Saudi-led coalition 'destroys' Yemen rebel missile launch sites

Saudi-led coalition 'destroys' Yemen rebel missile launch sites
A military alliance led by Saudi Arabia said it had destroyed sites used by Houthi rebels in neighbouring Yemen to launch missiles into the kingdom.

2 min read
29 July, 2018
The deadly conflict has intensified with cross-border attacks in recent weeks [File Photo: AFP]
The Saudi-led coalition destroyed sites used by Houthi rebels in neighbouring Yemen to launch missiles at the kingdom, the military alliance said on Sunday.

Saudi Arabia's government-run al-Ekhbariya TV, said the coalition announced the "destruction of ballistic missile (launch) sites run by the Houthi militias in Saada", a northern Yemeni province bordering Saudi Arabia and controlled by the Houthis.

The latest development came after days of escalating tensions between the warring factions.

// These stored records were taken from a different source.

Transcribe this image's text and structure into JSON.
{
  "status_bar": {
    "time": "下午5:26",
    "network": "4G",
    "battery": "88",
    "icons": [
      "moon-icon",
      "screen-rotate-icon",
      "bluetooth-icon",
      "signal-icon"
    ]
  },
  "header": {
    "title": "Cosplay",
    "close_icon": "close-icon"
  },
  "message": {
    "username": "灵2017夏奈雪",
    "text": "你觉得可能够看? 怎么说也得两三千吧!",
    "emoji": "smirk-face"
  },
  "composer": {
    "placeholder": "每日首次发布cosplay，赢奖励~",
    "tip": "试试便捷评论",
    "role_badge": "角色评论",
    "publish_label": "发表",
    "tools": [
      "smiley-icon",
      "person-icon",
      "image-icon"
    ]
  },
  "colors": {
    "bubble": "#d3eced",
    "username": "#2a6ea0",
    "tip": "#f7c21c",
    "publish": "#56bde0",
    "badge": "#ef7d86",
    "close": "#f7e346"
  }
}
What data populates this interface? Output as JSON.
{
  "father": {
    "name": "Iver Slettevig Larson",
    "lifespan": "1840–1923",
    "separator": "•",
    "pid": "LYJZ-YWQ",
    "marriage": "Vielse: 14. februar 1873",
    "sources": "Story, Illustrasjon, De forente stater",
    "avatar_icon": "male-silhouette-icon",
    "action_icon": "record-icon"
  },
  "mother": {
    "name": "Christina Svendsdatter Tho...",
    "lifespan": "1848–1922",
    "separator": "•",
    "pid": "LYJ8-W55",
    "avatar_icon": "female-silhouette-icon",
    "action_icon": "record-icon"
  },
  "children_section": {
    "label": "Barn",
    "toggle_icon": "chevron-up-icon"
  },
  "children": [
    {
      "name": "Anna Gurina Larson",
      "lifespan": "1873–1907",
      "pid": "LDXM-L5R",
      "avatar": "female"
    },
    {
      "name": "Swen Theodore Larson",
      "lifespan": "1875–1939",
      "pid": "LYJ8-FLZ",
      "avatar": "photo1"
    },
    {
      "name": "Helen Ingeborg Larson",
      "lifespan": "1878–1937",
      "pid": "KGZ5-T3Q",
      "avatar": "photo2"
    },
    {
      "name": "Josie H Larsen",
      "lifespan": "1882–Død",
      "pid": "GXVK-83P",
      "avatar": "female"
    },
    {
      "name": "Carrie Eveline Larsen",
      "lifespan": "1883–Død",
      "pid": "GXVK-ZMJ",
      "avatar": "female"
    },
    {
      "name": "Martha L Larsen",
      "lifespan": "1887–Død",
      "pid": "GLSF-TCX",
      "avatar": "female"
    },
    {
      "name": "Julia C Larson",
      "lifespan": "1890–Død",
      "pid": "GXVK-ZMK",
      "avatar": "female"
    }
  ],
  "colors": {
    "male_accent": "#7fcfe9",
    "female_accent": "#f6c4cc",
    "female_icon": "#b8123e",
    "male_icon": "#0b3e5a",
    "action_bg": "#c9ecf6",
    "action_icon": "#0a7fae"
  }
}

On Friday, the Saudi-led coalition launched airstrikes on Yemen's port city of Hodeida, resuming military operations on the Red Sea port city after announcing a ceasefire on 1 July.

Hodeida's residents said the Saudi coalition strikes began after midnight on Friday, striking a Houthi military police camp and a plastics factory in the north of the city.

Rebels also intensified their response in the two days prior to the Friday strikes, attacking two Saudi oil tankers in the Red Sea on Wednesday.

They also reportedly launched a drone attack against the Abu Dhabi international airport on Thursday.

Oil prices rose to a 10-day high after Saudi Arabia's state-owned oil company announced it was temporarily halting crude shipments in response to the attack on two oil tankers.

The Saudi coalition said the Houthis "had almost caused an environmental disaster", according to the state-run al-Ekhbariya TVchannel.

"The coalition will not allow the Houthi militias to build military capabilities that threaten regional waters," read Sunday's coalition statement.

Meanwhile, aid groups operating in Yemen have warned of catastrophic consequences of any further escalation of violence as the Hodeida offensive continues.

Pro-government forces paused their offensive on Hodeida port earlier this month in a bid they say was to give peace efforts a chance. 

But UAE Foreign Minister Anwar Gargash said Abu Dhabi - whose forces have been spearheading the Hodeida assault - could "liberate" the port city if talks fail.

More than 13,000 people have died since the Saudi-led coalition intervened to reinstate the internationally-recognised government of Yemen in in March 2015.

The conflict has pushed Yemen, long the most impoverished country in the Arab world, to the brink of famine, prompting the UN to brand it the world’s worst humanitarian disaster.